Finally, we got back to the intersection of 48 and 181. The police car with the Doc had been looking for us, but Jon was not able to explain where we had gone wrong. We were messed up. I was shivering uncontrollably and luckily got into an official's car and blasted the heater.
From that intersection, we were driven to Taturs by a race official. At Taturs, the Doc took care of my foot and Jon and I regained our composure. It took some persuading, but I was convinced that it was still doable. After sucking down a couple Hammer Gels, we were off again. Much worse for the wear, but not defeated, and I wanted my name on that shirt!!!

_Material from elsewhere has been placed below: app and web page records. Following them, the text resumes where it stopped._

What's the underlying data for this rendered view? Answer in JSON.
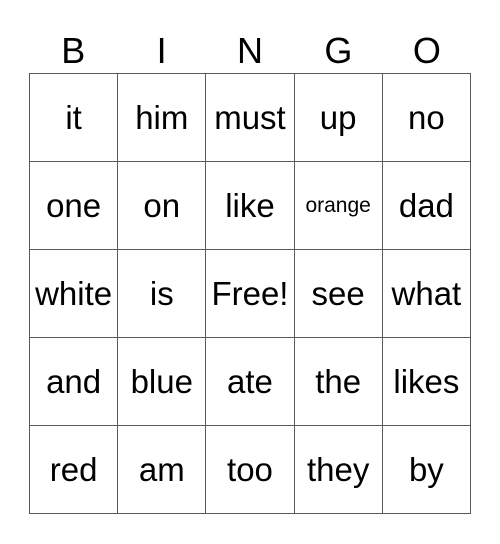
{
  "card": {
    "header": [
      "B",
      "I",
      "N",
      "G",
      "O"
    ],
    "rows": [
      [
        "it",
        "him",
        "must",
        "up",
        "no"
      ],
      [
        "one",
        "on",
        "like",
        "orange",
        "dad"
      ],
      [
        "white",
        "is",
        "Free!",
        "see",
        "what"
      ],
      [
        "and",
        "blue",
        "ate",
        "the",
        "likes"
      ],
      [
        "red",
        "am",
        "too",
        "they",
        "by"
      ]
    ]
  }
}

Thankfully, the motor started running again, and I was able to make it home. A Carl's Jr. sign never looked so good.
PS. I just finished doing some Google Earth measuring. It turns out that the road Jon and I took dead ended after 1.8 miles (so 3.6 miles out and back), plus, we tried to take another road out and had to turn back, so that added yet another 0.2+ miles. Finally, the road we were on was MUCH more difficult than the highway. At times it was turning into a sandy, rocky, hilly nightmare. My wife said that my favorite dog, Hercules, was whimpering for no reason around the same time I was suffering. I do not exaggerate when I say that that was the toughest stretch of running I have EVER done as far as pain goes.
Photo by Melissa (Warwick Aid Station- Mile 30)
NOTE: A huge thank you to SOLAR COMMUNICATIONS INTERNATIONAL, INC. for helping make this adventure possible.